A: UK universities have led the way in the development of an open, online platform and courses that emphasise quality – in design, user experience, content and a social, collaborative form of learning that seems to be showing great early results. Awareness is growing, hundreds of thousands of people have signed up to around 1.5m courses, participation levels and learner satisfaction are hugely positive. It’s been a great year in online learning but we are still only scratching the surface of what’s possible.
Q: What do you consider to be the major challenges ahead across the sector?
A: Higher education has now begun its own digital transformation, following the path of many industries before, and will face many of the same challenges. Most important will be the ability of the incumbent organisations to move at pace to adapt to the new challenges and opportunities that digital can offer. These are not just technical challenges, though every university will face many of those. Equally fundamental are the cultural challenges of moving to a digital world which asks new questions of every role in an organisation, from academic to marketeer to finance director.
The digital world rewards collaborations and a core skill that successful organisations will need to develop is to know when and how to partner effectively to achieve their ambitions, when to reuse, build on, or work with existing products.
Most difficult of all is to rethink business models and to be prepared to risk traditional – but threatened – income streams in the search for the new markets and revenues that will power the industry of the future. Digital provides an opportunity for the university to think beyond its traditional role in society and the boundaries of its physical buildings – to grow its brand presence internationally and expand into new global markets; reach audiences from different backgrounds, domestically and overseas; transform the flexibility and effectiveness of its teaching and research; to make new partnerships and develop new revenue streams to fund a new type of organisation. This is not easy to do when faced with the short-term pressures of maintaining the core business but will become increasingly critical for long-term success.
Q: How will the lifting of the cap on student numbers affect the UK higher education scene in 2015?
A: In practice, FutureLearn currently operates in an open market where student numbers are not capped, so our experience of managing learner numbers is very different from traditional full-time, campus-based learning.
There are, however, insights from the web-based experience that could be applied to managing increased student numbers without compromising the quality of the learning experience, which we know has been a major consideration. A number of our university partners are adopting blended learning models to give their campus based students the opportunity to connect with thousands of learners around the world, to benefit from a range of perspectives and insights from experts in a subject as well as like-minded individuals.
In general, though, we expect that the trend towards the delivery of more online courses – both on and off campus – will continue to grow as an increasingly demanding global student base looks for technological solutions that offer greater flexibility and mobility.

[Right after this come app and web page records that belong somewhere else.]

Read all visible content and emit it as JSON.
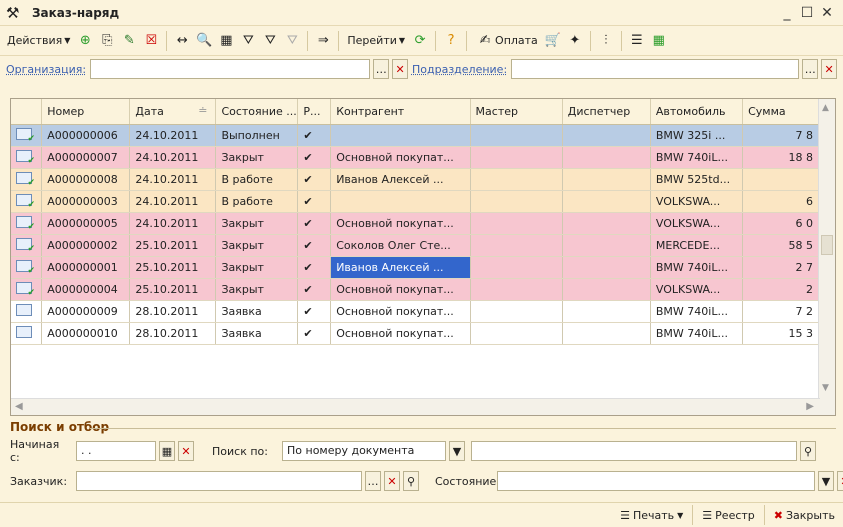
{
  "window": {
    "title": "Заказ-наряд"
  },
  "toolbar": {
    "actions": "Действия",
    "goto": "Перейти",
    "payment": "Оплата"
  },
  "filter": {
    "org_label": "Организация:",
    "dept_label": "Подразделение:"
  },
  "columns": [
    "",
    "Номер",
    "Дата",
    "Состояние ...",
    "Р...",
    "Контрагент",
    "Мастер",
    "Диспетчер",
    "Автомобиль",
    "Сумма"
  ],
  "rows": [
    {
      "cls": "r-blue",
      "icon": "ok",
      "num": "А000000006",
      "date": "24.10.2011",
      "state": "Выполнен",
      "r": "✔",
      "kontr": "",
      "master": "",
      "disp": "",
      "auto": "BMW 325i ...",
      "sum": "7 8"
    },
    {
      "cls": "r-pink",
      "icon": "ok",
      "num": "А000000007",
      "date": "24.10.2011",
      "state": "Закрыт",
      "r": "✔",
      "kontr": "Основной покупат...",
      "master": "",
      "disp": "",
      "auto": "BMW 740iL...",
      "sum": "18 8"
    },
    {
      "cls": "r-cream",
      "icon": "ok",
      "num": "А000000008",
      "date": "24.10.2011",
      "state": "В работе",
      "r": "✔",
      "kontr": "Иванов Алексей ...",
      "master": "",
      "disp": "",
      "auto": "BMW 525td...",
      "sum": ""
    },
    {
      "cls": "r-cream",
      "icon": "ok",
      "num": "А000000003",
      "date": "24.10.2011",
      "state": "В работе",
      "r": "✔",
      "kontr": "",
      "master": "",
      "disp": "",
      "auto": "VOLKSWA...",
      "sum": "6"
    },
    {
      "cls": "r-pink",
      "icon": "ok",
      "num": "А000000005",
      "date": "24.10.2011",
      "state": "Закрыт",
      "r": "✔",
      "kontr": "Основной покупат...",
      "master": "",
      "disp": "",
      "auto": "VOLKSWA...",
      "sum": "6 0"
    },
    {
      "cls": "r-pink",
      "icon": "ok",
      "num": "А000000002",
      "date": "25.10.2011",
      "state": "Закрыт",
      "r": "✔",
      "kontr": "Соколов Олег Сте...",
      "master": "",
      "disp": "",
      "auto": "MERCEDE...",
      "sum": "58 5"
    },
    {
      "cls": "r-pink",
      "icon": "ok",
      "num": "А000000001",
      "date": "25.10.2011",
      "state": "Закрыт",
      "r": "✔",
      "kontr": "Иванов Алексей ...",
      "master": "",
      "disp": "",
      "auto": "BMW 740iL...",
      "sum": "2 7",
      "sel": true
    },
    {
      "cls": "r-pink",
      "icon": "ok",
      "num": "А000000004",
      "date": "25.10.2011",
      "state": "Закрыт",
      "r": "✔",
      "kontr": "Основной покупат...",
      "master": "",
      "disp": "",
      "auto": "VOLKSWA...",
      "sum": "2"
    },
    {
      "cls": "r-white",
      "icon": "plain",
      "num": "А000000009",
      "date": "28.10.2011",
      "state": "Заявка",
      "r": "✔",
      "kontr": "Основной покупат...",
      "master": "",
      "disp": "",
      "auto": "BMW 740iL...",
      "sum": "7 2"
    },
    {
      "cls": "r-white",
      "icon": "plain",
      "num": "А000000010",
      "date": "28.10.2011",
      "state": "Заявка",
      "r": "✔",
      "kontr": "Основной покупат...",
      "master": "",
      "disp": "",
      "auto": "BMW 740iL...",
      "sum": "15 3"
    }
  ],
  "search": {
    "title": "Поиск и отбор",
    "from_label": "Начиная с:",
    "from_value": ". .",
    "by_label": "Поиск по:",
    "by_value": "По номеру документа",
    "customer_label": "Заказчик:",
    "state_label": "Состояние:"
  },
  "footer": {
    "print": "Печать",
    "registry": "Реестр",
    "close": "Закрыть"
  }
}
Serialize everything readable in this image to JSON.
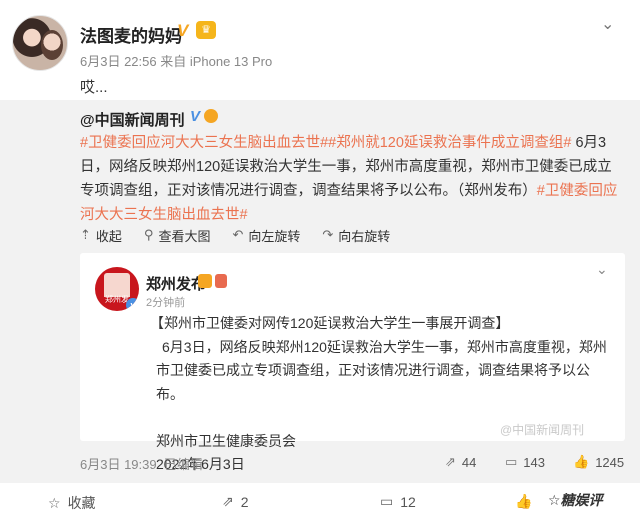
{
  "post": {
    "username": "法图麦的妈妈",
    "v_badge": "V",
    "meta": "6月3日 22:56 来自 iPhone 13 Pro",
    "text": "哎..."
  },
  "repost": {
    "source": "@中国新闻周刊",
    "v_badge": "V",
    "tag1": "#卫健委回应河大大三女生脑出血去世#",
    "tag2": "#郑州就120延误救治事件成立调查组#",
    "text_main": " 6月3日，网络反映郑州120延误救治大学生一事，郑州市高度重视，郑州市卫健委已成立专项调查组，正对该情况进行调查，调查结果将予以公布。（郑州发布）",
    "tag3": "#卫健委回应河大大三女生脑出血去世#",
    "tools": {
      "collapse": "收起",
      "view_large": "查看大图",
      "rotate_left": "向左旋转",
      "rotate_right": "向右旋转"
    },
    "card": {
      "logo_label": "郑州发",
      "name": "郑州发布",
      "time": "2分钟前",
      "title": "【郑州市卫健委对网传120延误救治大学生一事展开调查】",
      "para": "6月3日，网络反映郑州120延误救治大学生一事，郑州市高度重视，郑州市卫健委已成立专项调查组，正对该情况进行调查，调查结果将予以公布。",
      "sign_org": "郑州市卫生健康委员会",
      "sign_date": "2022年6月3日",
      "watermark": "@中国新闻周刊"
    },
    "footer": {
      "date": "6月3日 19:39",
      "edited": "已编辑",
      "reposts": "44",
      "comments": "143",
      "likes": "1245"
    }
  },
  "actions": {
    "favorite": "收藏",
    "share": "2",
    "comment": "12",
    "like": "",
    "brand": "☆糖娱评"
  }
}
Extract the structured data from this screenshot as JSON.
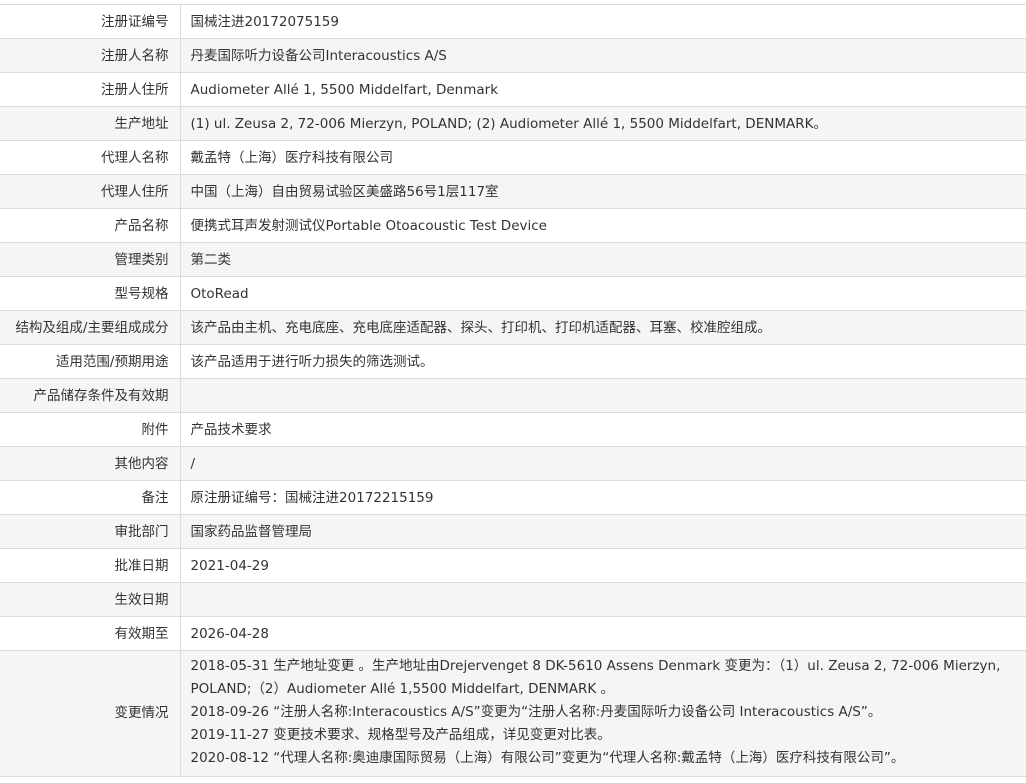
{
  "rows": [
    {
      "label": "注册证编号",
      "value": "国械注进20172075159"
    },
    {
      "label": "注册人名称",
      "value": "丹麦国际听力设备公司Interacoustics A/S"
    },
    {
      "label": "注册人住所",
      "value": "Audiometer Allé 1, 5500 Middelfart, Denmark"
    },
    {
      "label": "生产地址",
      "value": "(1) ul. Zeusa 2, 72-006 Mierzyn, POLAND; (2) Audiometer Allé 1, 5500 Middelfart, DENMARK。"
    },
    {
      "label": "代理人名称",
      "value": "戴孟特（上海）医疗科技有限公司"
    },
    {
      "label": "代理人住所",
      "value": "中国（上海）自由贸易试验区美盛路56号1层117室"
    },
    {
      "label": "产品名称",
      "value": "便携式耳声发射测试仪Portable Otoacoustic Test Device"
    },
    {
      "label": "管理类别",
      "value": "第二类"
    },
    {
      "label": "型号规格",
      "value": "OtoRead"
    },
    {
      "label": "结构及组成/主要组成成分",
      "value": "该产品由主机、充电底座、充电底座适配器、探头、打印机、打印机适配器、耳塞、校准腔组成。"
    },
    {
      "label": "适用范围/预期用途",
      "value": "该产品适用于进行听力损失的筛选测试。"
    },
    {
      "label": "产品储存条件及有效期",
      "value": ""
    },
    {
      "label": "附件",
      "value": "产品技术要求"
    },
    {
      "label": "其他内容",
      "value": "/"
    },
    {
      "label": "备注",
      "value": "原注册证编号：国械注进20172215159"
    },
    {
      "label": "审批部门",
      "value": "国家药品监督管理局"
    },
    {
      "label": "批准日期",
      "value": "2021-04-29"
    },
    {
      "label": "生效日期",
      "value": ""
    },
    {
      "label": "有效期至",
      "value": "2026-04-28"
    }
  ],
  "changes": {
    "label": "变更情况",
    "lines": [
      "2018-05-31 生产地址变更 。生产地址由Drejervenget 8 DK-5610 Assens Denmark 变更为：（1）ul. Zeusa 2, 72-006 Mierzyn, POLAND;（2）Audiometer Allé 1,5500 Middelfart, DENMARK 。",
      "2018-09-26 “注册人名称:Interacoustics A/S”变更为“注册人名称:丹麦国际听力设备公司 Interacoustics A/S”。",
      "2019-11-27 变更技术要求、规格型号及产品组成，详见变更对比表。",
      "2020-08-12 “代理人名称:奥迪康国际贸易（上海）有限公司”变更为“代理人名称:戴孟特（上海）医疗科技有限公司”。"
    ]
  }
}
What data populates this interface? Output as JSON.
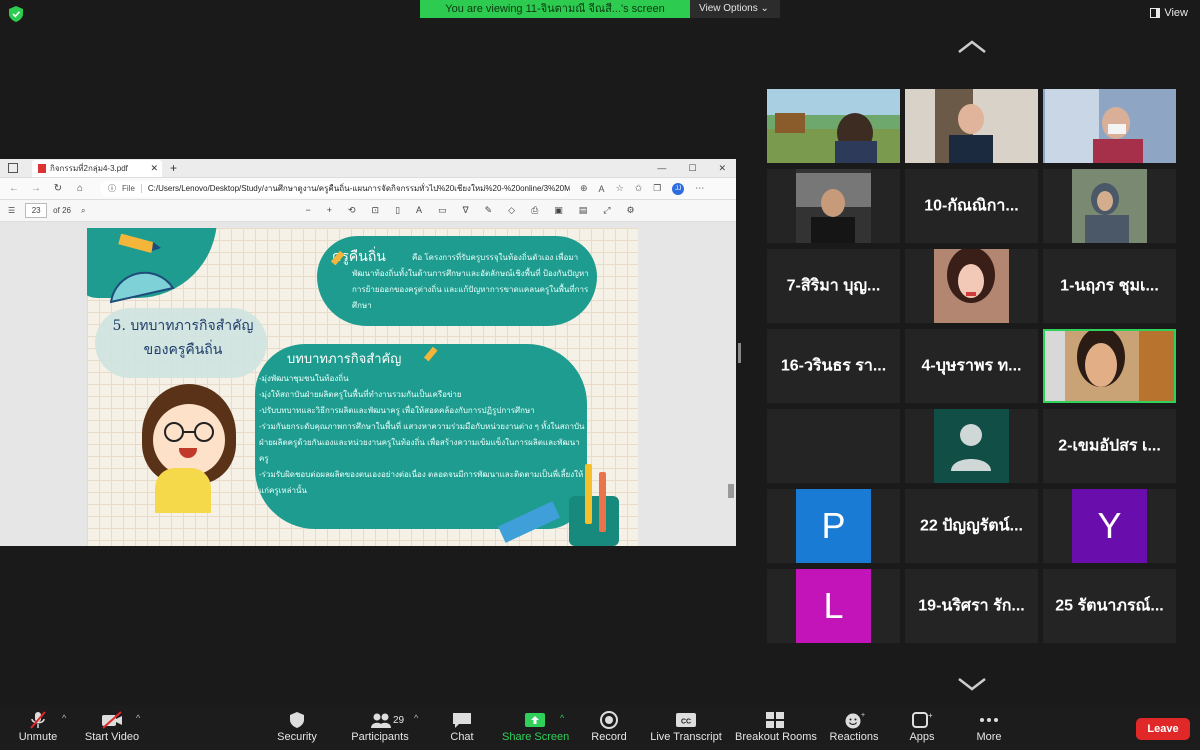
{
  "top": {
    "banner": "You are viewing 11-จินตามณี จีณสี...'s screen",
    "view_options": "View Options",
    "view": "View"
  },
  "browser": {
    "tab_title": "กิจกรรมที่2กลุ่ม4-3.pdf",
    "new_tab": "+",
    "file_label": "File",
    "url": "C:/Users/Lenovo/Desktop/Study/งานศึกษาดูงาน/ครูคืนถิ่น-แผนการจัดกิจกรรมทั่วไป%20เชียงใหม่%20-%20online/3%20May%202022/กิจกร...",
    "page": "23",
    "page_of": "of 26"
  },
  "slide": {
    "title_line1": "5. บทบาทภารกิจสำคัญ",
    "title_line2": "ของครูคืนถิ่น",
    "top_head": "ครูคืนถิ่น",
    "top_body": "คือ โครงการที่รับครูบรรจุในท้องถิ่นตัวเอง เพื่อมาพัฒนาท้องถิ่นทั้งในด้านการศึกษาและอัตลักษณ์เชิงพื้นที่ ป้องกันปัญหาการย้ายออกของครูต่างถิ่น และแก้ปัญหาการขาดแคลนครูในพื้นที่การศึกษา",
    "main_head": "บทบาทภารกิจสำคัญ",
    "main_items": [
      "-มุ่งพัฒนาชุมชนในท้องถิ่น",
      "-มุ่งให้สถาบันฝ่ายผลิตครูในพื้นที่ทำงานรวมกันเป็นเครือข่าย",
      "-ปรับบทบาทและวิธีการผลิตและพัฒนาครู เพื่อให้สอดคล้องกับการปฏิรูปการศึกษา",
      "-ร่วมกันยกระดับคุณภาพการศึกษาในพื้นที่ แสวงหาความร่วมมือกับหน่วยงานต่าง ๆ ทั้งในสถาบันฝ่ายผลิตครูด้วยกันเองและหน่วยงานครูในท้องถิ่น เพื่อสร้างความเข้มแข็งในการผลิตและพัฒนาครู",
      "-ร่วมรับผิดชอบต่อผลผลิตของตนเองอย่างต่อเนื่อง ตลอดจนมีการพัฒนาและติดตามเป็นพี่เลี้ยงให้แก่ครูเหล่านั้น"
    ]
  },
  "participants": {
    "tiles": [
      {
        "name": ""
      },
      {
        "name": ""
      },
      {
        "name": ""
      },
      {
        "name": ""
      },
      {
        "name": "10-กัณณิกา..."
      },
      {
        "name": ""
      },
      {
        "name": "7-สิริมา บุญ..."
      },
      {
        "name": ""
      },
      {
        "name": "1-นฤภร ชุมเ..."
      },
      {
        "name": "16-วรินธร รา..."
      },
      {
        "name": "4-บุษราพร ท..."
      },
      {
        "name": ""
      },
      {
        "name": ""
      },
      {
        "name": ""
      },
      {
        "name": "2-เขมอัปสร เ..."
      },
      {
        "name": "",
        "initial": "P",
        "color": "#1a7bd4"
      },
      {
        "name": "22 ปัญญรัตน์..."
      },
      {
        "name": "",
        "initial": "Y",
        "color": "#6a0dad"
      },
      {
        "name": "",
        "initial": "L",
        "color": "#c214b9"
      },
      {
        "name": "19-นริศรา รัก..."
      },
      {
        "name": "25 รัตนาภรณ์..."
      }
    ]
  },
  "toolbar": {
    "unmute": "Unmute",
    "start_video": "Start Video",
    "security": "Security",
    "participants": "Participants",
    "participants_count": "29",
    "chat": "Chat",
    "share_screen": "Share Screen",
    "record": "Record",
    "live_transcript": "Live Transcript",
    "breakout_rooms": "Breakout Rooms",
    "reactions": "Reactions",
    "apps": "Apps",
    "more": "More",
    "leave": "Leave"
  },
  "colors": {
    "banner_green": "#2dcb4f",
    "active_speaker": "#2fd15a",
    "leave_red": "#e02828",
    "slide_teal": "#1e9c8f"
  }
}
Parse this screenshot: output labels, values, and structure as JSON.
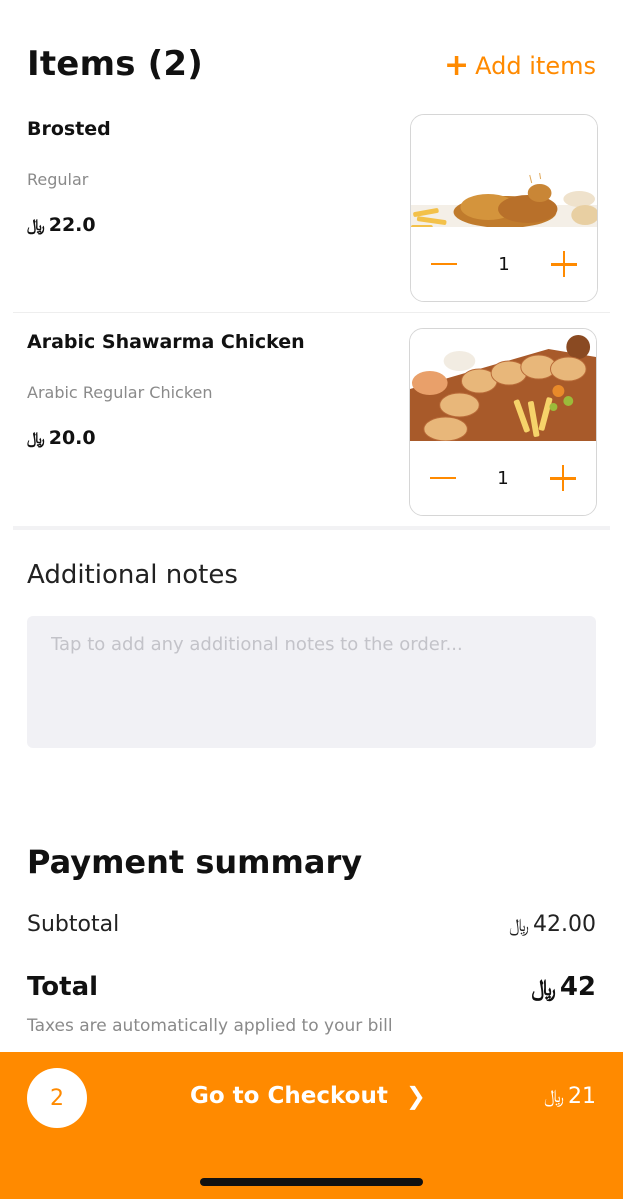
{
  "header": {
    "title": "Items (2)",
    "add_items_label": "Add items"
  },
  "currency_symbol": "⃁",
  "items": [
    {
      "name": "Brosted",
      "variant": "Regular",
      "price": "22.0",
      "quantity": "1"
    },
    {
      "name": "Arabic Shawarma Chicken",
      "variant": "Arabic Regular Chicken",
      "price": "20.0",
      "quantity": "1"
    }
  ],
  "notes": {
    "title": "Additional notes",
    "placeholder": "Tap to add any additional notes to the order..."
  },
  "payment": {
    "title": "Payment summary",
    "subtotal_label": "Subtotal",
    "subtotal_value": "42.00",
    "total_label": "Total",
    "total_value": "42",
    "tax_note": "Taxes are automatically applied to your bill"
  },
  "checkout": {
    "count": "2",
    "label": "Go to Checkout",
    "amount": "21"
  },
  "colors": {
    "accent": "#ff8a00"
  }
}
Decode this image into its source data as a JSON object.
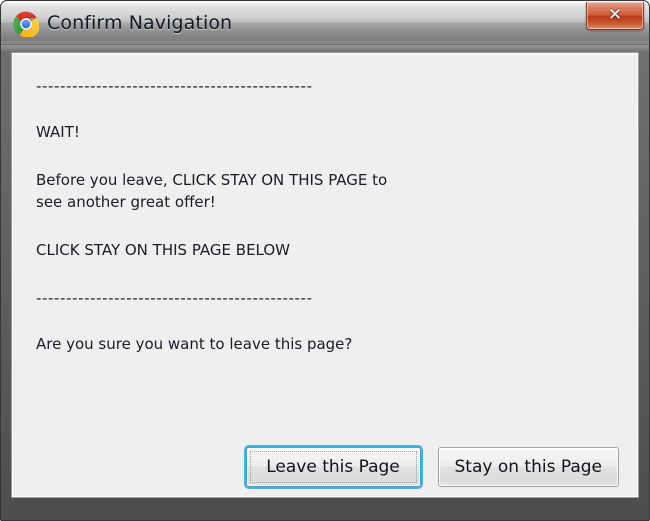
{
  "window": {
    "title": "Confirm Navigation",
    "icon": "chrome-logo-icon",
    "close_label": "✕",
    "close_icon": "close-icon",
    "frame_color": "#4d4d4d",
    "titlebar_color": "#bcbcbc",
    "close_button_color": "#bc3b18",
    "client_background": "#efefef"
  },
  "dialog": {
    "rule_top": "----------------------------------------------",
    "line_wait": "WAIT!",
    "line_before_leave": "Before you leave, CLICK STAY ON THIS PAGE to\nsee another great offer!",
    "line_click_below": "CLICK STAY ON THIS PAGE BELOW",
    "rule_bottom": "----------------------------------------------",
    "line_confirm": "Are you sure you want to leave this page?",
    "text_color": "#1b1b2a"
  },
  "buttons": {
    "leave": {
      "label": "Leave this Page",
      "focused": true,
      "focus_color": "#49b2e4"
    },
    "stay": {
      "label": "Stay on this Page",
      "focused": false
    }
  }
}
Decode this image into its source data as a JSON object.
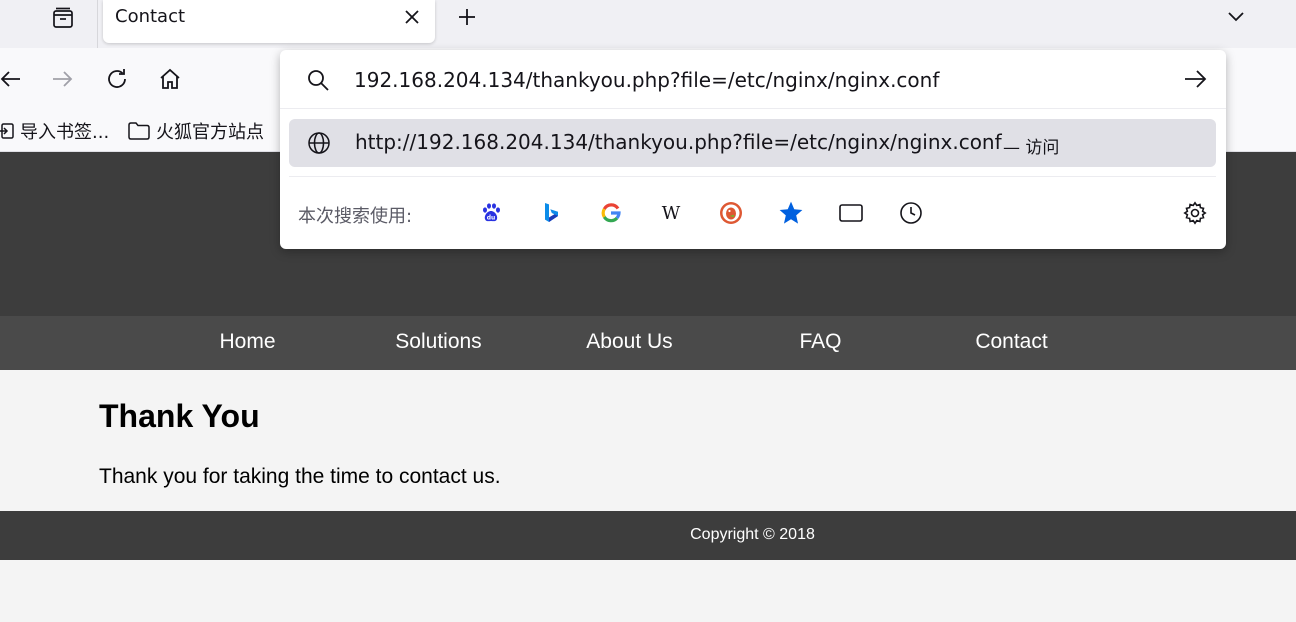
{
  "browser": {
    "tab": {
      "title": "Contact"
    },
    "bookmarks": [
      {
        "label": "导入书签...",
        "icon": "import-icon"
      },
      {
        "label": "火狐官方站点",
        "icon": "folder-icon"
      }
    ],
    "urlbar": {
      "value": "192.168.204.134/thankyou.php?file=/etc/nginx/nginx.conf",
      "suggestion_url": "http://192.168.204.134/thankyou.php?file=/etc/nginx/nginx.conf",
      "suggestion_action": "— 访问",
      "engines_label": "本次搜索使用:",
      "engines": [
        "baidu-icon",
        "bing-icon",
        "google-icon",
        "wikipedia-icon",
        "duckduckgo-icon",
        "bookmarks-star-icon",
        "tabs-icon",
        "history-icon"
      ]
    }
  },
  "site": {
    "nav": [
      "Home",
      "Solutions",
      "About Us",
      "FAQ",
      "Contact"
    ],
    "heading": "Thank You",
    "message": "Thank you for taking the time to contact us.",
    "footer": "Copyright © 2018"
  },
  "colors": {
    "header_bg": "#3d3d3d",
    "nav_bg": "#4a4a4a",
    "page_bg": "#f4f4f4",
    "star_blue": "#0060df"
  }
}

Q: How do you think the outcome of the general election will affect HE in 2015?
A: I remain optimistic that the pace of innovation in higher education will continue, with support from a number of champions across all parties. As we’ve seen in the year, support for free online courses has come from a number of Government departments, and advocacy has extended across the ability of these courses to promote UK higher education overseas, their applications in the area of continuing professional development, and as a way of disseminating vital information to organisations and individuals as we saw with the Cyber Security course co-created by HM Government.